Hunter Cay, her best friend, is a very complex boy, but mostly I saw him as a pretentious teenage infant who, because he is a bibliophile and can talk big, sees everyone else – apart from Carley – as a bunch of imbecilic Philistines (his words). He is one big problem incarnate, the sort of guy many (or all) girls love, but he is bad for them all. There is a certain vulnerability about him that only Carley can see, but he keeps hurting her and she keeps forgiving him, she’s so deep in his messy world. He is a great character, but I don’t like the boy. He is very charming, very attractive and changes girls as often as he does his socks (which is too often in his case), but he is destructive, for others as well as for himself. The love between Carley and Hunter is deep, but sick and everyone knows they should try to be apart, but they can’t do that. However, Carley, although unsophisticated, manages to move on, whereas Hunter, with all his knowledge and sophistication, remains pretty stagnant.
The book is partly a satire too, criticising – or making fun of – the rich who keep libraries in their mansions for appearances, but who haven’t cracked the spine of a single book they possess. There’s a lot of hypocrisy in this book, a lot of cheating, deceit, lies, drinking and emotional stupidity. I couldn’t live in the world of the rich portrayed in the book; it is shiny, but very empty, which is what the author was trying to portray, I think. It’s pretty reminiscent of The Great Gatsby’s world, too.

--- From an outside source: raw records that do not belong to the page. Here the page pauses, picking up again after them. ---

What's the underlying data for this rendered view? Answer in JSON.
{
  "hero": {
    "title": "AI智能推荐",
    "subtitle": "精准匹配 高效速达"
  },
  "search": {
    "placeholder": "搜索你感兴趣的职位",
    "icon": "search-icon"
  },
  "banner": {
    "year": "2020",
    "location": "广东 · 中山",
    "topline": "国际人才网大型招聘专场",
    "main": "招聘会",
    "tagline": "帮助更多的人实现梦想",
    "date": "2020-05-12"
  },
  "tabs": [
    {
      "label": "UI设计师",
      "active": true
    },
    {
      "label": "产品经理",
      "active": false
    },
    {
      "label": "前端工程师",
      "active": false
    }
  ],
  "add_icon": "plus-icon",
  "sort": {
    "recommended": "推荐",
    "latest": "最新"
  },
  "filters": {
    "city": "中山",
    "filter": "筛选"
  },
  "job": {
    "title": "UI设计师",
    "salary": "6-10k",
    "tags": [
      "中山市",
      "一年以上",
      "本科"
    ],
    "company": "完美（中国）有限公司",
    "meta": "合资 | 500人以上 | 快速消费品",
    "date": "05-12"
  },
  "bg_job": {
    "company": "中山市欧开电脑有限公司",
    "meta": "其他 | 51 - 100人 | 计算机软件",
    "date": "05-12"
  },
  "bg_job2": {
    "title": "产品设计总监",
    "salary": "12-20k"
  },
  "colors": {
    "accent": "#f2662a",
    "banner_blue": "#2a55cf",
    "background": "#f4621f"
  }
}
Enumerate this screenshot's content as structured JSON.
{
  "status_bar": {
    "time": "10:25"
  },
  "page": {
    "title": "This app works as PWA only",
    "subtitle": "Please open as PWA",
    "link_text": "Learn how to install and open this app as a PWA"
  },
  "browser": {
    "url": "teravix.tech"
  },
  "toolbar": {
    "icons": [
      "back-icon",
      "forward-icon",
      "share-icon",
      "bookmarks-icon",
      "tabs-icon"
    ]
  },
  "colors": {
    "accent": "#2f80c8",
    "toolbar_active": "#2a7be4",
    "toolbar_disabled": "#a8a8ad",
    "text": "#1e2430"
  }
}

I really liked the conversations between Carley and the author her wannabe-Medici parents hired to write their daughter Carley’s favourite book. They taught each other a lot and Carley, although only fifteen and very ordinary, managed to teach Bree, the author, a lot of things. Bree was very strange to me at first, obsessed with her meta-fiction and symbolism and whatnot, but she evolved nicely too and became something that constitutes a good, normal author. Really, this book has some great character; it’s just not very easy to like them.
In the end, I think that you can’t buy a love of reading. You can’t buy love, period. Finding your favourite book is like finding your true love – you have to do the searching yourself and keep reading/looking until you find it. I think this came across nicely in the book.
All in all, this was a nice and very interesting read. There were times when I struggled with the book, and it is quite a slow read, too, focusing on the inner workings of people and not on events, but it is a really good book, I think, and I recommend it to everyone who likes to read and who can just appreciate a good story, no matter their preferred genres. It ends nicely and frankly, I can’t imagine it ending any other way. The ending is perfect as it is.
THIS MISS RATES: